INFORMATION SUPPLIED Start Marker

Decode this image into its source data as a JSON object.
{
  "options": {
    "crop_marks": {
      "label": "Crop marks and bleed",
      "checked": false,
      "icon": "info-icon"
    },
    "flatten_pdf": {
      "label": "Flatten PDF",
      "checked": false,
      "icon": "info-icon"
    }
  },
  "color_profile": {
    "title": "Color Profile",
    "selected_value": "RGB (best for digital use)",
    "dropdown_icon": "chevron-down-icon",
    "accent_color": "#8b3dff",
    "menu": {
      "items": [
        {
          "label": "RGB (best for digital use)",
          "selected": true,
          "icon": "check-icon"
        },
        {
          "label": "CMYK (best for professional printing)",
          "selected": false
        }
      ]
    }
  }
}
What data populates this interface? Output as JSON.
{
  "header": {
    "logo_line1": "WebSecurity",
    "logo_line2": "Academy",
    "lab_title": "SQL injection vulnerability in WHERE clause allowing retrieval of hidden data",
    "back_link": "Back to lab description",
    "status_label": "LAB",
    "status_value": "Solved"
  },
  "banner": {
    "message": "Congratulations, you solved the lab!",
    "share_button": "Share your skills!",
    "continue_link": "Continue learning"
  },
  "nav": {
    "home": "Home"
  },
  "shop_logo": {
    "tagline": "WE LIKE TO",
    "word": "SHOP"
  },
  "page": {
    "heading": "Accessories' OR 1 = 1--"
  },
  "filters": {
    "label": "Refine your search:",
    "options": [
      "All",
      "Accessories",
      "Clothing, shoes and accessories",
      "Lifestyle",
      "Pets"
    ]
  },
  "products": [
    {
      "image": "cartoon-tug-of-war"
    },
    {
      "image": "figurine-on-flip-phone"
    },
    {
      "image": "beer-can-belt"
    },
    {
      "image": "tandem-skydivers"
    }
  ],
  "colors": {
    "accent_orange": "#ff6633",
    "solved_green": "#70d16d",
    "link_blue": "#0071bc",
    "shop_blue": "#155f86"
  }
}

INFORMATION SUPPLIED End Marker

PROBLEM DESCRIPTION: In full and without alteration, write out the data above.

TASK SOLUTION:
Decode this image into its source data as a JSON object.
{
  "options": {
    "crop_marks": {
      "label": "Crop marks and bleed",
      "checked": false,
      "icon": "info-icon"
    },
    "flatten_pdf": {
      "label": "Flatten PDF",
      "checked": false,
      "icon": "info-icon"
    }
  },
  "color_profile": {
    "title": "Color Profile",
    "selected_value": "RGB (best for digital use)",
    "dropdown_icon": "chevron-down-icon",
    "accent_color": "#8b3dff",
    "menu": {
      "items": [
        {
          "label": "RGB (best for digital use)",
          "selected": true,
          "icon": "check-icon"
        },
        {
          "label": "CMYK (best for professional printing)",
          "selected": false
        }
      ]
    }
  }
}
What data populates this interface? Output as JSON.
{
  "header": {
    "logo_line1": "WebSecurity",
    "logo_line2": "Academy",
    "lab_title": "SQL injection vulnerability in WHERE clause allowing retrieval of hidden data",
    "back_link": "Back to lab description",
    "status_label": "LAB",
    "status_value": "Solved"
  },
  "banner": {
    "message": "Congratulations, you solved the lab!",
    "share_button": "Share your skills!",
    "continue_link": "Continue learning"
  },
  "nav": {
    "home": "Home"
  },
  "shop_logo": {
    "tagline": "WE LIKE TO",
    "word": "SHOP"
  },
  "page": {
    "heading": "Accessories' OR 1 = 1--"
  },
  "filters": {
    "label": "Refine your search:",
    "options": [
      "All",
      "Accessories",
      "Clothing, shoes and accessories",
      "Lifestyle",
      "Pets"
    ]
  },
  "products": [
    {
      "image": "cartoon-tug-of-war"
    },
    {
      "image": "figurine-on-flip-phone"
    },
    {
      "image": "beer-can-belt"
    },
    {
      "image": "tandem-skydivers"
    }
  ],
  "colors": {
    "accent_orange": "#ff6633",
    "solved_green": "#70d16d",
    "link_blue": "#0071bc",
    "shop_blue": "#155f86"
  }
}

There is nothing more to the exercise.